(The data begins)
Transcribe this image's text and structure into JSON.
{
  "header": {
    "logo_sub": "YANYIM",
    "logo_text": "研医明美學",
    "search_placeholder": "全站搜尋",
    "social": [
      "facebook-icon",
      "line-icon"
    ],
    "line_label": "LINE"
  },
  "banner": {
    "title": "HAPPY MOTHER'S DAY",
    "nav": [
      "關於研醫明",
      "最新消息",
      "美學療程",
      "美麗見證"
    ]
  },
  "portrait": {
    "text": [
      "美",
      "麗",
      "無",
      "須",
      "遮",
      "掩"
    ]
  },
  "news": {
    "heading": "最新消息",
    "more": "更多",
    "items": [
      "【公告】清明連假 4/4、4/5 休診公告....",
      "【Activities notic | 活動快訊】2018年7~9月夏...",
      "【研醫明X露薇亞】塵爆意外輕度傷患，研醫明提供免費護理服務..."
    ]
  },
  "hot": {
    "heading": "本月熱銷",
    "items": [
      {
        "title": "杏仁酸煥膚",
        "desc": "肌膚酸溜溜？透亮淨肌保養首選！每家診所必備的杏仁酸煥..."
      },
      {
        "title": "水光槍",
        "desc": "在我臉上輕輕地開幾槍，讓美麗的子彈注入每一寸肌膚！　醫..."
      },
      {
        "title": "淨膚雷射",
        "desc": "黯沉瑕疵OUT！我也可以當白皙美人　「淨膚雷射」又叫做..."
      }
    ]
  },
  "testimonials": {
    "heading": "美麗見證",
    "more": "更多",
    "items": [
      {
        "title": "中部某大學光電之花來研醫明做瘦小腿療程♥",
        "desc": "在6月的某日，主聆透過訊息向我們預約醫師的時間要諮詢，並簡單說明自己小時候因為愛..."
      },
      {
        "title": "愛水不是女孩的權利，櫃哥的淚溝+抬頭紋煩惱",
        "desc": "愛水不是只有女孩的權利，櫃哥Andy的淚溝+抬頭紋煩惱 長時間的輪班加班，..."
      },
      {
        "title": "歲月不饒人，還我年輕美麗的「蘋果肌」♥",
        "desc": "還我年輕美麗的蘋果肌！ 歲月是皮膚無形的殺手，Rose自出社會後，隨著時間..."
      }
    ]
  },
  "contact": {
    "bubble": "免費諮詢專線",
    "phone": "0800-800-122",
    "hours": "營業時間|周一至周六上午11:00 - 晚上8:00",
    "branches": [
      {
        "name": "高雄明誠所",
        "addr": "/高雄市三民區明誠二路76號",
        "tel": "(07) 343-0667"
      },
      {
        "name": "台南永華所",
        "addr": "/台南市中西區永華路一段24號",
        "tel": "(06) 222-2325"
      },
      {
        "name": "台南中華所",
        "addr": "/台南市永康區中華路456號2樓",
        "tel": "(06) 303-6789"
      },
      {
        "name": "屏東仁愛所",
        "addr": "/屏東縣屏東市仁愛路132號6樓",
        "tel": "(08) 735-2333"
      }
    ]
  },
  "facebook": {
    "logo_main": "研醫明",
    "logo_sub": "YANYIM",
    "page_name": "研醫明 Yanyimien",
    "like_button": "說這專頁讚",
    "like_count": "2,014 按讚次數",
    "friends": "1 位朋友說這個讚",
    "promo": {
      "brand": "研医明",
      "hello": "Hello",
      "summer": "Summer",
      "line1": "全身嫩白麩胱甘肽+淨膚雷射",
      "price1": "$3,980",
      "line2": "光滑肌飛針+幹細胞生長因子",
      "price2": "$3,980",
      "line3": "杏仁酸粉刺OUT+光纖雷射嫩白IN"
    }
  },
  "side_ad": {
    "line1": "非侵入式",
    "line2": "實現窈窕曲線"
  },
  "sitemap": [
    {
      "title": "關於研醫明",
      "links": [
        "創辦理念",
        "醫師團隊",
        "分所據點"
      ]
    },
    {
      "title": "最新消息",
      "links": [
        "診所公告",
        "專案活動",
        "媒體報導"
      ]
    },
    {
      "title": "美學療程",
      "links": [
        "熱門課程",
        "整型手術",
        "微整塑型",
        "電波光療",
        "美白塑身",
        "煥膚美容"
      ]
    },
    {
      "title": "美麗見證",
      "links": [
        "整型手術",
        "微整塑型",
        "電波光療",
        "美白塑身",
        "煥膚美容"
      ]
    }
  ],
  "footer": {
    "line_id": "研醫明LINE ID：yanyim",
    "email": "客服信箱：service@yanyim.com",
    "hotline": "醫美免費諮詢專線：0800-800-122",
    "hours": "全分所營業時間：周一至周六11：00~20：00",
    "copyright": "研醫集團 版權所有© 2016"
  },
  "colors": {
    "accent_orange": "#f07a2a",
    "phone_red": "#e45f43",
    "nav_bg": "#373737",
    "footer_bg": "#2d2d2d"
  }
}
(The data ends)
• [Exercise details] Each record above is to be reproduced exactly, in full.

• [Exercise answer]
Transcribe this image's text and structure into JSON.
{
  "header": {
    "logo_sub": "YANYIM",
    "logo_text": "研医明美學",
    "search_placeholder": "全站搜尋",
    "social": [
      "facebook-icon",
      "line-icon"
    ],
    "line_label": "LINE"
  },
  "banner": {
    "title": "HAPPY MOTHER'S DAY",
    "nav": [
      "關於研醫明",
      "最新消息",
      "美學療程",
      "美麗見證"
    ]
  },
  "portrait": {
    "text": [
      "美",
      "麗",
      "無",
      "須",
      "遮",
      "掩"
    ]
  },
  "news": {
    "heading": "最新消息",
    "more": "更多",
    "items": [
      "【公告】清明連假 4/4、4/5 休診公告....",
      "【Activities notic | 活動快訊】2018年7~9月夏...",
      "【研醫明X露薇亞】塵爆意外輕度傷患，研醫明提供免費護理服務..."
    ]
  },
  "hot": {
    "heading": "本月熱銷",
    "items": [
      {
        "title": "杏仁酸煥膚",
        "desc": "肌膚酸溜溜？透亮淨肌保養首選！每家診所必備的杏仁酸煥..."
      },
      {
        "title": "水光槍",
        "desc": "在我臉上輕輕地開幾槍，讓美麗的子彈注入每一寸肌膚！　醫..."
      },
      {
        "title": "淨膚雷射",
        "desc": "黯沉瑕疵OUT！我也可以當白皙美人　「淨膚雷射」又叫做..."
      }
    ]
  },
  "testimonials": {
    "heading": "美麗見證",
    "more": "更多",
    "items": [
      {
        "title": "中部某大學光電之花來研醫明做瘦小腿療程♥",
        "desc": "在6月的某日，主聆透過訊息向我們預約醫師的時間要諮詢，並簡單說明自己小時候因為愛..."
      },
      {
        "title": "愛水不是女孩的權利，櫃哥的淚溝+抬頭紋煩惱",
        "desc": "愛水不是只有女孩的權利，櫃哥Andy的淚溝+抬頭紋煩惱 長時間的輪班加班，..."
      },
      {
        "title": "歲月不饒人，還我年輕美麗的「蘋果肌」♥",
        "desc": "還我年輕美麗的蘋果肌！ 歲月是皮膚無形的殺手，Rose自出社會後，隨著時間..."
      }
    ]
  },
  "contact": {
    "bubble": "免費諮詢專線",
    "phone": "0800-800-122",
    "hours": "營業時間|周一至周六上午11:00 - 晚上8:00",
    "branches": [
      {
        "name": "高雄明誠所",
        "addr": "/高雄市三民區明誠二路76號",
        "tel": "(07) 343-0667"
      },
      {
        "name": "台南永華所",
        "addr": "/台南市中西區永華路一段24號",
        "tel": "(06) 222-2325"
      },
      {
        "name": "台南中華所",
        "addr": "/台南市永康區中華路456號2樓",
        "tel": "(06) 303-6789"
      },
      {
        "name": "屏東仁愛所",
        "addr": "/屏東縣屏東市仁愛路132號6樓",
        "tel": "(08) 735-2333"
      }
    ]
  },
  "facebook": {
    "logo_main": "研醫明",
    "logo_sub": "YANYIM",
    "page_name": "研醫明 Yanyimien",
    "like_button": "說這專頁讚",
    "like_count": "2,014 按讚次數",
    "friends": "1 位朋友說這個讚",
    "promo": {
      "brand": "研医明",
      "hello": "Hello",
      "summer": "Summer",
      "line1": "全身嫩白麩胱甘肽+淨膚雷射",
      "price1": "$3,980",
      "line2": "光滑肌飛針+幹細胞生長因子",
      "price2": "$3,980",
      "line3": "杏仁酸粉刺OUT+光纖雷射嫩白IN"
    }
  },
  "side_ad": {
    "line1": "非侵入式",
    "line2": "實現窈窕曲線"
  },
  "sitemap": [
    {
      "title": "關於研醫明",
      "links": [
        "創辦理念",
        "醫師團隊",
        "分所據點"
      ]
    },
    {
      "title": "最新消息",
      "links": [
        "診所公告",
        "專案活動",
        "媒體報導"
      ]
    },
    {
      "title": "美學療程",
      "links": [
        "熱門課程",
        "整型手術",
        "微整塑型",
        "電波光療",
        "美白塑身",
        "煥膚美容"
      ]
    },
    {
      "title": "美麗見證",
      "links": [
        "整型手術",
        "微整塑型",
        "電波光療",
        "美白塑身",
        "煥膚美容"
      ]
    }
  ],
  "footer": {
    "line_id": "研醫明LINE ID：yanyim",
    "email": "客服信箱：service@yanyim.com",
    "hotline": "醫美免費諮詢專線：0800-800-122",
    "hours": "全分所營業時間：周一至周六11：00~20：00",
    "copyright": "研醫集團 版權所有© 2016"
  },
  "colors": {
    "accent_orange": "#f07a2a",
    "phone_red": "#e45f43",
    "nav_bg": "#373737",
    "footer_bg": "#2d2d2d"
  }
}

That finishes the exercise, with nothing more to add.